This first-person, present-tense narrative makes Addy's story vibrant and realistic. In a manner befitting a young girl, she asks universal questions: Who am I? How should I behave? Laced with humor, ingenuousness, and wisdom, her voice rings true. The story is gripping and filled with interesting characters. Addy ultimately returns to the Russells where she helps deliver their first child and then uses her knowledge of herbal medicine - learned from Momma and a Choctaw woman - to cure mother and baby of fevers. She opines that hardships can be character builders and concludes that just because she was born into No-Bob, it does not mean she has to stay.
Set in the rural South 10 years after the Civil War, McMullan -- who proved she knows her stuff in the award-winning "How I Found the Strong" -- returns to the past she describes so eloquently...Authentic, intriguing characters with names like Little Bit, Matty Lou and Zula add far-reaching depth for both male and female young audiences. Read full review.
– Creators.com, A syndicate of talent
A gritty, beautifully told story about a girl's adjustment to life after the Civil War, and how she tries to rise above the bad reputation of her entire family. Read full review.
– Berkeley County Library System, South Carolina
Ever read a book about a poor white trash family? I sure hadn't. (Can you even name a book besides To Kill a Mockingbird or Gone with the Wind that includes white trash characters?) Talk about an untold story. And God bless it, the voice is killer and the characters endearing.
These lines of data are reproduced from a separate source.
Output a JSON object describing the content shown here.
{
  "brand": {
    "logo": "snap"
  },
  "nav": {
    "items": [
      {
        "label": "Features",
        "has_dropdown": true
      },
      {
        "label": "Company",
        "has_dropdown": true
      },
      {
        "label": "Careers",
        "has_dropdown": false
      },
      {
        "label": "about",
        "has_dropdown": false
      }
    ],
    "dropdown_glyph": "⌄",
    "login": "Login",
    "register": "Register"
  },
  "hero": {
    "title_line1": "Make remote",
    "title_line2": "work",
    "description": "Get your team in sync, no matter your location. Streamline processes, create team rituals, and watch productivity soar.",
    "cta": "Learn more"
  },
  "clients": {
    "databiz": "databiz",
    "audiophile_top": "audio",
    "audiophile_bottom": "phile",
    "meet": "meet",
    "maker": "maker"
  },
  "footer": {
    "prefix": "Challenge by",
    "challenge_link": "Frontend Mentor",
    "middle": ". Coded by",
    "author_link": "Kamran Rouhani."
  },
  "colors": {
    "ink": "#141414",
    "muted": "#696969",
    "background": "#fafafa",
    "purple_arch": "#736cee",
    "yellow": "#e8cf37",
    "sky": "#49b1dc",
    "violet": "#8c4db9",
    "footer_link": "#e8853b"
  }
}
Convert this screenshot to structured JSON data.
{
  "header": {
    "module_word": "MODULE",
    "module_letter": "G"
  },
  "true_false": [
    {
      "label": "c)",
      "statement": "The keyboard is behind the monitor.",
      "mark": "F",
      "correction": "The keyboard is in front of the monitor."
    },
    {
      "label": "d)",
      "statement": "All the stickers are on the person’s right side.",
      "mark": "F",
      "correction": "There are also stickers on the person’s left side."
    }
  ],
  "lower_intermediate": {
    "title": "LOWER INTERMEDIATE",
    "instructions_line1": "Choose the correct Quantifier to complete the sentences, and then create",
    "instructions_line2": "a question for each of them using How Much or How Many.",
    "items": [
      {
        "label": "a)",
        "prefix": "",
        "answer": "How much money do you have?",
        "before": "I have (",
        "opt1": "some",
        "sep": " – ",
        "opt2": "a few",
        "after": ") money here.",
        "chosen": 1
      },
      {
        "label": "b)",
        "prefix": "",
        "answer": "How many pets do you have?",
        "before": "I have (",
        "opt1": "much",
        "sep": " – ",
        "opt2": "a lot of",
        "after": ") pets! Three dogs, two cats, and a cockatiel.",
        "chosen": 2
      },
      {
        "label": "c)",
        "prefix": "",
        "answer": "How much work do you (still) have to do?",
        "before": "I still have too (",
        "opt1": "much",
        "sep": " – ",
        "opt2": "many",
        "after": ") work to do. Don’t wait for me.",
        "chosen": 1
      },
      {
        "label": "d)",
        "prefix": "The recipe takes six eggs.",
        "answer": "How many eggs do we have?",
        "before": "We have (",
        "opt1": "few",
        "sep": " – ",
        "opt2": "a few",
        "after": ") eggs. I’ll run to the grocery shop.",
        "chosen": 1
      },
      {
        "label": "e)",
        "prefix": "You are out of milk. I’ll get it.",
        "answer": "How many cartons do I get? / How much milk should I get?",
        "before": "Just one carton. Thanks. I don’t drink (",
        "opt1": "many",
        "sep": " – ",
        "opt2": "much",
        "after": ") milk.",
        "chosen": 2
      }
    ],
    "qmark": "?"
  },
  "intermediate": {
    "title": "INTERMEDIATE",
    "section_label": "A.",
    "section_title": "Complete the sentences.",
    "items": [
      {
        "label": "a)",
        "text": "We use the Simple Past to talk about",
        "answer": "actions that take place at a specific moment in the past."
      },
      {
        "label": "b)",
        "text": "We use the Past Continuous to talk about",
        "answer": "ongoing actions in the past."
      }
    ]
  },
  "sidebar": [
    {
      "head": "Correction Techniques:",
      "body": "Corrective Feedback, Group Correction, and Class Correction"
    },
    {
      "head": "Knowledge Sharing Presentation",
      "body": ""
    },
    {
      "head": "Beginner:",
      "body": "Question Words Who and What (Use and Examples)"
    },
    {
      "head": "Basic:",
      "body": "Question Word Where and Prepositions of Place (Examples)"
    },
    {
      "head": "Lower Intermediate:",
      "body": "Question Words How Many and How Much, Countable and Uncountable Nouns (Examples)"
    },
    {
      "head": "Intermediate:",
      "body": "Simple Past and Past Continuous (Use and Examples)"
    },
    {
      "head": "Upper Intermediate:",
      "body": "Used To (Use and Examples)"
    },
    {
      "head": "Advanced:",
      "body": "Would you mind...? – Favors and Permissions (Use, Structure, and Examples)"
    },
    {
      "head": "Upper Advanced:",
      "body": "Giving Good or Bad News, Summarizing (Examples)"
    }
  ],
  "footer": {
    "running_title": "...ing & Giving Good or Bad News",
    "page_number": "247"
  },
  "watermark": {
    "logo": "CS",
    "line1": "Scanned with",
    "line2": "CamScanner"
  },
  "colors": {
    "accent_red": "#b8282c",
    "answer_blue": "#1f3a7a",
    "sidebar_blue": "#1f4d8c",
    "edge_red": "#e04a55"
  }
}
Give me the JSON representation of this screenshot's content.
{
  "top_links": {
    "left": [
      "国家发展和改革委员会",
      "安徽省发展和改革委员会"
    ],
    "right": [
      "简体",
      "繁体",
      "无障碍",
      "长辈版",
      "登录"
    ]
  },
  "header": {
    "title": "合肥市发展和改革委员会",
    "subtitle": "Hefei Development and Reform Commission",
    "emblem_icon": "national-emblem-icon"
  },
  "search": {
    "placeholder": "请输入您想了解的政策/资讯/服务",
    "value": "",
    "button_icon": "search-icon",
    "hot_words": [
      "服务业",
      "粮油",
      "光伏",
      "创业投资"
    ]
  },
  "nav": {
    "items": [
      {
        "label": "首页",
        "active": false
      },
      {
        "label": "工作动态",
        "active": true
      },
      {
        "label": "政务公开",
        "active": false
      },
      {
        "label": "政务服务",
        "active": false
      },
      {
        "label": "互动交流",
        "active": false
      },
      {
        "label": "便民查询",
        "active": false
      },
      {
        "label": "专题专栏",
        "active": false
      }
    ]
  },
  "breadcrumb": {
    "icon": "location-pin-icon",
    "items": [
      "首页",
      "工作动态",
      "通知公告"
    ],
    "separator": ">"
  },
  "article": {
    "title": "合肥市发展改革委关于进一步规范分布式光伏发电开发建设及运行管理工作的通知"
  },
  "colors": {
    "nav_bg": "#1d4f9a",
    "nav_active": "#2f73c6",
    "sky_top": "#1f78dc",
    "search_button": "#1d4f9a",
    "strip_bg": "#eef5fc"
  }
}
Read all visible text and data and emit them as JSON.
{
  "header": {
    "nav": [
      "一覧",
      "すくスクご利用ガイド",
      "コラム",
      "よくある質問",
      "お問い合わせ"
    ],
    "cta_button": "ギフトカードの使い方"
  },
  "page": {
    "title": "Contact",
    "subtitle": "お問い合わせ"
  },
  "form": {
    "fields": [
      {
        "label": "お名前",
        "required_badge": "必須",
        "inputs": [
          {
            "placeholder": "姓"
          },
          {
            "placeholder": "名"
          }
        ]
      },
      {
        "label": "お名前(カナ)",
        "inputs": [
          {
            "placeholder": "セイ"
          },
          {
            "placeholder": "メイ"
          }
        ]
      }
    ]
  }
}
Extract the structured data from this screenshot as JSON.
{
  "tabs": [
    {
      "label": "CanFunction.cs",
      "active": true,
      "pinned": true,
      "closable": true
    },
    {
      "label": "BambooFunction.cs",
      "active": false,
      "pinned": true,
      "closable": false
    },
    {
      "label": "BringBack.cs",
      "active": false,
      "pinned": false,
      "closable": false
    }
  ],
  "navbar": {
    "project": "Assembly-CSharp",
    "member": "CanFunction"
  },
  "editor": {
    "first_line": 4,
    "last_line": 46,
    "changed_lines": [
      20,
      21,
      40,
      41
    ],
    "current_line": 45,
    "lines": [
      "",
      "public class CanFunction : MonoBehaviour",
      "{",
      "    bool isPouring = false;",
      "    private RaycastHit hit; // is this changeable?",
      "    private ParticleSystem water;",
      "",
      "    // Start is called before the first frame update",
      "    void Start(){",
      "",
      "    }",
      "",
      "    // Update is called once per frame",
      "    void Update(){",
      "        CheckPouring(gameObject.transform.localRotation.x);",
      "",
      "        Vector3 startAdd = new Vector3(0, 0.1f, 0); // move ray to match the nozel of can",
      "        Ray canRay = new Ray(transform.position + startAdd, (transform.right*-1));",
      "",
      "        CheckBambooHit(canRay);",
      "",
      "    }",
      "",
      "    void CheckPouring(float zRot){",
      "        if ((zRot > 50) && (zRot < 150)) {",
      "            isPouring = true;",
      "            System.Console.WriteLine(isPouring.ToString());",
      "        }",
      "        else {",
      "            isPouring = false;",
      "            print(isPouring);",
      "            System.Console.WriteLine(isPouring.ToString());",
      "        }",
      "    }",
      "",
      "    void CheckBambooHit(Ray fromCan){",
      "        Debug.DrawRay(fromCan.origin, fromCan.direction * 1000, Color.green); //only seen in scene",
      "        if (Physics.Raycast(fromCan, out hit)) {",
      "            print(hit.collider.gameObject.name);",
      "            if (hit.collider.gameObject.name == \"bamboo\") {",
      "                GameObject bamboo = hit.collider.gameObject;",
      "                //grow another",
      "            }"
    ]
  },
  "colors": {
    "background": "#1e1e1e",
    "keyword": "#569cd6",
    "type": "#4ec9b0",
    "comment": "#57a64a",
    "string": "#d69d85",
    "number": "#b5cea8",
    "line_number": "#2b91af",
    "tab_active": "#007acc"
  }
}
Everyone knows that the O'Donnell's are just plain mean, evil and bad. They've got their own patch of land, called No-Bob, and no one wants to have anything to do with them. But twelve-year-old Addy doesn't like having that reputation. So when she's abandoned by her mama, who goes in search of her pappy who already abandoned them, she's taken in by Frank Russell and his new bride. Addy is determined to prove that she's not like the rest of her kin. But when she witnesses a terrible tragedy that's cause strikes close to home, Addy's old world comes back to haunt her. Addy finds herself pulled back into her family and all the terrible things that go along with them, and now she must make the biggest decision of her life. Does she have the courage to betray one of her own? A good look into post Civil War south.